[Problem statement] Write the records out exactly as shown. No pictures.

[Entries provided]

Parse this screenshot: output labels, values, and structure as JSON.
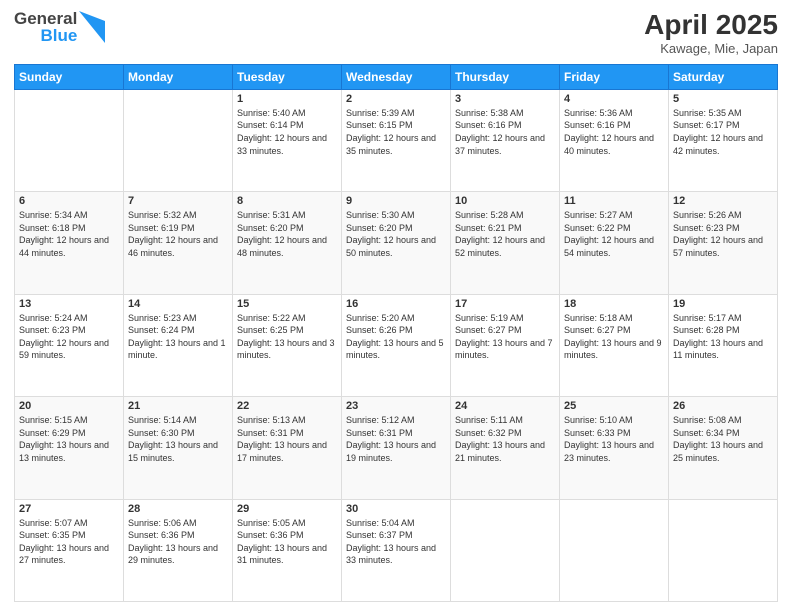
{
  "logo": {
    "general": "General",
    "blue": "Blue"
  },
  "title": "April 2025",
  "subtitle": "Kawage, Mie, Japan",
  "weekdays": [
    "Sunday",
    "Monday",
    "Tuesday",
    "Wednesday",
    "Thursday",
    "Friday",
    "Saturday"
  ],
  "weeks": [
    [
      {
        "day": "",
        "sunrise": "",
        "sunset": "",
        "daylight": ""
      },
      {
        "day": "",
        "sunrise": "",
        "sunset": "",
        "daylight": ""
      },
      {
        "day": "1",
        "sunrise": "Sunrise: 5:40 AM",
        "sunset": "Sunset: 6:14 PM",
        "daylight": "Daylight: 12 hours and 33 minutes."
      },
      {
        "day": "2",
        "sunrise": "Sunrise: 5:39 AM",
        "sunset": "Sunset: 6:15 PM",
        "daylight": "Daylight: 12 hours and 35 minutes."
      },
      {
        "day": "3",
        "sunrise": "Sunrise: 5:38 AM",
        "sunset": "Sunset: 6:16 PM",
        "daylight": "Daylight: 12 hours and 37 minutes."
      },
      {
        "day": "4",
        "sunrise": "Sunrise: 5:36 AM",
        "sunset": "Sunset: 6:16 PM",
        "daylight": "Daylight: 12 hours and 40 minutes."
      },
      {
        "day": "5",
        "sunrise": "Sunrise: 5:35 AM",
        "sunset": "Sunset: 6:17 PM",
        "daylight": "Daylight: 12 hours and 42 minutes."
      }
    ],
    [
      {
        "day": "6",
        "sunrise": "Sunrise: 5:34 AM",
        "sunset": "Sunset: 6:18 PM",
        "daylight": "Daylight: 12 hours and 44 minutes."
      },
      {
        "day": "7",
        "sunrise": "Sunrise: 5:32 AM",
        "sunset": "Sunset: 6:19 PM",
        "daylight": "Daylight: 12 hours and 46 minutes."
      },
      {
        "day": "8",
        "sunrise": "Sunrise: 5:31 AM",
        "sunset": "Sunset: 6:20 PM",
        "daylight": "Daylight: 12 hours and 48 minutes."
      },
      {
        "day": "9",
        "sunrise": "Sunrise: 5:30 AM",
        "sunset": "Sunset: 6:20 PM",
        "daylight": "Daylight: 12 hours and 50 minutes."
      },
      {
        "day": "10",
        "sunrise": "Sunrise: 5:28 AM",
        "sunset": "Sunset: 6:21 PM",
        "daylight": "Daylight: 12 hours and 52 minutes."
      },
      {
        "day": "11",
        "sunrise": "Sunrise: 5:27 AM",
        "sunset": "Sunset: 6:22 PM",
        "daylight": "Daylight: 12 hours and 54 minutes."
      },
      {
        "day": "12",
        "sunrise": "Sunrise: 5:26 AM",
        "sunset": "Sunset: 6:23 PM",
        "daylight": "Daylight: 12 hours and 57 minutes."
      }
    ],
    [
      {
        "day": "13",
        "sunrise": "Sunrise: 5:24 AM",
        "sunset": "Sunset: 6:23 PM",
        "daylight": "Daylight: 12 hours and 59 minutes."
      },
      {
        "day": "14",
        "sunrise": "Sunrise: 5:23 AM",
        "sunset": "Sunset: 6:24 PM",
        "daylight": "Daylight: 13 hours and 1 minute."
      },
      {
        "day": "15",
        "sunrise": "Sunrise: 5:22 AM",
        "sunset": "Sunset: 6:25 PM",
        "daylight": "Daylight: 13 hours and 3 minutes."
      },
      {
        "day": "16",
        "sunrise": "Sunrise: 5:20 AM",
        "sunset": "Sunset: 6:26 PM",
        "daylight": "Daylight: 13 hours and 5 minutes."
      },
      {
        "day": "17",
        "sunrise": "Sunrise: 5:19 AM",
        "sunset": "Sunset: 6:27 PM",
        "daylight": "Daylight: 13 hours and 7 minutes."
      },
      {
        "day": "18",
        "sunrise": "Sunrise: 5:18 AM",
        "sunset": "Sunset: 6:27 PM",
        "daylight": "Daylight: 13 hours and 9 minutes."
      },
      {
        "day": "19",
        "sunrise": "Sunrise: 5:17 AM",
        "sunset": "Sunset: 6:28 PM",
        "daylight": "Daylight: 13 hours and 11 minutes."
      }
    ],
    [
      {
        "day": "20",
        "sunrise": "Sunrise: 5:15 AM",
        "sunset": "Sunset: 6:29 PM",
        "daylight": "Daylight: 13 hours and 13 minutes."
      },
      {
        "day": "21",
        "sunrise": "Sunrise: 5:14 AM",
        "sunset": "Sunset: 6:30 PM",
        "daylight": "Daylight: 13 hours and 15 minutes."
      },
      {
        "day": "22",
        "sunrise": "Sunrise: 5:13 AM",
        "sunset": "Sunset: 6:31 PM",
        "daylight": "Daylight: 13 hours and 17 minutes."
      },
      {
        "day": "23",
        "sunrise": "Sunrise: 5:12 AM",
        "sunset": "Sunset: 6:31 PM",
        "daylight": "Daylight: 13 hours and 19 minutes."
      },
      {
        "day": "24",
        "sunrise": "Sunrise: 5:11 AM",
        "sunset": "Sunset: 6:32 PM",
        "daylight": "Daylight: 13 hours and 21 minutes."
      },
      {
        "day": "25",
        "sunrise": "Sunrise: 5:10 AM",
        "sunset": "Sunset: 6:33 PM",
        "daylight": "Daylight: 13 hours and 23 minutes."
      },
      {
        "day": "26",
        "sunrise": "Sunrise: 5:08 AM",
        "sunset": "Sunset: 6:34 PM",
        "daylight": "Daylight: 13 hours and 25 minutes."
      }
    ],
    [
      {
        "day": "27",
        "sunrise": "Sunrise: 5:07 AM",
        "sunset": "Sunset: 6:35 PM",
        "daylight": "Daylight: 13 hours and 27 minutes."
      },
      {
        "day": "28",
        "sunrise": "Sunrise: 5:06 AM",
        "sunset": "Sunset: 6:36 PM",
        "daylight": "Daylight: 13 hours and 29 minutes."
      },
      {
        "day": "29",
        "sunrise": "Sunrise: 5:05 AM",
        "sunset": "Sunset: 6:36 PM",
        "daylight": "Daylight: 13 hours and 31 minutes."
      },
      {
        "day": "30",
        "sunrise": "Sunrise: 5:04 AM",
        "sunset": "Sunset: 6:37 PM",
        "daylight": "Daylight: 13 hours and 33 minutes."
      },
      {
        "day": "",
        "sunrise": "",
        "sunset": "",
        "daylight": ""
      },
      {
        "day": "",
        "sunrise": "",
        "sunset": "",
        "daylight": ""
      },
      {
        "day": "",
        "sunrise": "",
        "sunset": "",
        "daylight": ""
      }
    ]
  ]
}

[Expected answer]
Parse this screenshot: output labels, values, and structure as JSON.
{
  "logo": {
    "general": "General",
    "blue": "Blue"
  },
  "title": "April 2025",
  "subtitle": "Kawage, Mie, Japan",
  "weekdays": [
    "Sunday",
    "Monday",
    "Tuesday",
    "Wednesday",
    "Thursday",
    "Friday",
    "Saturday"
  ],
  "weeks": [
    [
      {
        "day": "",
        "sunrise": "",
        "sunset": "",
        "daylight": ""
      },
      {
        "day": "",
        "sunrise": "",
        "sunset": "",
        "daylight": ""
      },
      {
        "day": "1",
        "sunrise": "Sunrise: 5:40 AM",
        "sunset": "Sunset: 6:14 PM",
        "daylight": "Daylight: 12 hours and 33 minutes."
      },
      {
        "day": "2",
        "sunrise": "Sunrise: 5:39 AM",
        "sunset": "Sunset: 6:15 PM",
        "daylight": "Daylight: 12 hours and 35 minutes."
      },
      {
        "day": "3",
        "sunrise": "Sunrise: 5:38 AM",
        "sunset": "Sunset: 6:16 PM",
        "daylight": "Daylight: 12 hours and 37 minutes."
      },
      {
        "day": "4",
        "sunrise": "Sunrise: 5:36 AM",
        "sunset": "Sunset: 6:16 PM",
        "daylight": "Daylight: 12 hours and 40 minutes."
      },
      {
        "day": "5",
        "sunrise": "Sunrise: 5:35 AM",
        "sunset": "Sunset: 6:17 PM",
        "daylight": "Daylight: 12 hours and 42 minutes."
      }
    ],
    [
      {
        "day": "6",
        "sunrise": "Sunrise: 5:34 AM",
        "sunset": "Sunset: 6:18 PM",
        "daylight": "Daylight: 12 hours and 44 minutes."
      },
      {
        "day": "7",
        "sunrise": "Sunrise: 5:32 AM",
        "sunset": "Sunset: 6:19 PM",
        "daylight": "Daylight: 12 hours and 46 minutes."
      },
      {
        "day": "8",
        "sunrise": "Sunrise: 5:31 AM",
        "sunset": "Sunset: 6:20 PM",
        "daylight": "Daylight: 12 hours and 48 minutes."
      },
      {
        "day": "9",
        "sunrise": "Sunrise: 5:30 AM",
        "sunset": "Sunset: 6:20 PM",
        "daylight": "Daylight: 12 hours and 50 minutes."
      },
      {
        "day": "10",
        "sunrise": "Sunrise: 5:28 AM",
        "sunset": "Sunset: 6:21 PM",
        "daylight": "Daylight: 12 hours and 52 minutes."
      },
      {
        "day": "11",
        "sunrise": "Sunrise: 5:27 AM",
        "sunset": "Sunset: 6:22 PM",
        "daylight": "Daylight: 12 hours and 54 minutes."
      },
      {
        "day": "12",
        "sunrise": "Sunrise: 5:26 AM",
        "sunset": "Sunset: 6:23 PM",
        "daylight": "Daylight: 12 hours and 57 minutes."
      }
    ],
    [
      {
        "day": "13",
        "sunrise": "Sunrise: 5:24 AM",
        "sunset": "Sunset: 6:23 PM",
        "daylight": "Daylight: 12 hours and 59 minutes."
      },
      {
        "day": "14",
        "sunrise": "Sunrise: 5:23 AM",
        "sunset": "Sunset: 6:24 PM",
        "daylight": "Daylight: 13 hours and 1 minute."
      },
      {
        "day": "15",
        "sunrise": "Sunrise: 5:22 AM",
        "sunset": "Sunset: 6:25 PM",
        "daylight": "Daylight: 13 hours and 3 minutes."
      },
      {
        "day": "16",
        "sunrise": "Sunrise: 5:20 AM",
        "sunset": "Sunset: 6:26 PM",
        "daylight": "Daylight: 13 hours and 5 minutes."
      },
      {
        "day": "17",
        "sunrise": "Sunrise: 5:19 AM",
        "sunset": "Sunset: 6:27 PM",
        "daylight": "Daylight: 13 hours and 7 minutes."
      },
      {
        "day": "18",
        "sunrise": "Sunrise: 5:18 AM",
        "sunset": "Sunset: 6:27 PM",
        "daylight": "Daylight: 13 hours and 9 minutes."
      },
      {
        "day": "19",
        "sunrise": "Sunrise: 5:17 AM",
        "sunset": "Sunset: 6:28 PM",
        "daylight": "Daylight: 13 hours and 11 minutes."
      }
    ],
    [
      {
        "day": "20",
        "sunrise": "Sunrise: 5:15 AM",
        "sunset": "Sunset: 6:29 PM",
        "daylight": "Daylight: 13 hours and 13 minutes."
      },
      {
        "day": "21",
        "sunrise": "Sunrise: 5:14 AM",
        "sunset": "Sunset: 6:30 PM",
        "daylight": "Daylight: 13 hours and 15 minutes."
      },
      {
        "day": "22",
        "sunrise": "Sunrise: 5:13 AM",
        "sunset": "Sunset: 6:31 PM",
        "daylight": "Daylight: 13 hours and 17 minutes."
      },
      {
        "day": "23",
        "sunrise": "Sunrise: 5:12 AM",
        "sunset": "Sunset: 6:31 PM",
        "daylight": "Daylight: 13 hours and 19 minutes."
      },
      {
        "day": "24",
        "sunrise": "Sunrise: 5:11 AM",
        "sunset": "Sunset: 6:32 PM",
        "daylight": "Daylight: 13 hours and 21 minutes."
      },
      {
        "day": "25",
        "sunrise": "Sunrise: 5:10 AM",
        "sunset": "Sunset: 6:33 PM",
        "daylight": "Daylight: 13 hours and 23 minutes."
      },
      {
        "day": "26",
        "sunrise": "Sunrise: 5:08 AM",
        "sunset": "Sunset: 6:34 PM",
        "daylight": "Daylight: 13 hours and 25 minutes."
      }
    ],
    [
      {
        "day": "27",
        "sunrise": "Sunrise: 5:07 AM",
        "sunset": "Sunset: 6:35 PM",
        "daylight": "Daylight: 13 hours and 27 minutes."
      },
      {
        "day": "28",
        "sunrise": "Sunrise: 5:06 AM",
        "sunset": "Sunset: 6:36 PM",
        "daylight": "Daylight: 13 hours and 29 minutes."
      },
      {
        "day": "29",
        "sunrise": "Sunrise: 5:05 AM",
        "sunset": "Sunset: 6:36 PM",
        "daylight": "Daylight: 13 hours and 31 minutes."
      },
      {
        "day": "30",
        "sunrise": "Sunrise: 5:04 AM",
        "sunset": "Sunset: 6:37 PM",
        "daylight": "Daylight: 13 hours and 33 minutes."
      },
      {
        "day": "",
        "sunrise": "",
        "sunset": "",
        "daylight": ""
      },
      {
        "day": "",
        "sunrise": "",
        "sunset": "",
        "daylight": ""
      },
      {
        "day": "",
        "sunrise": "",
        "sunset": "",
        "daylight": ""
      }
    ]
  ]
}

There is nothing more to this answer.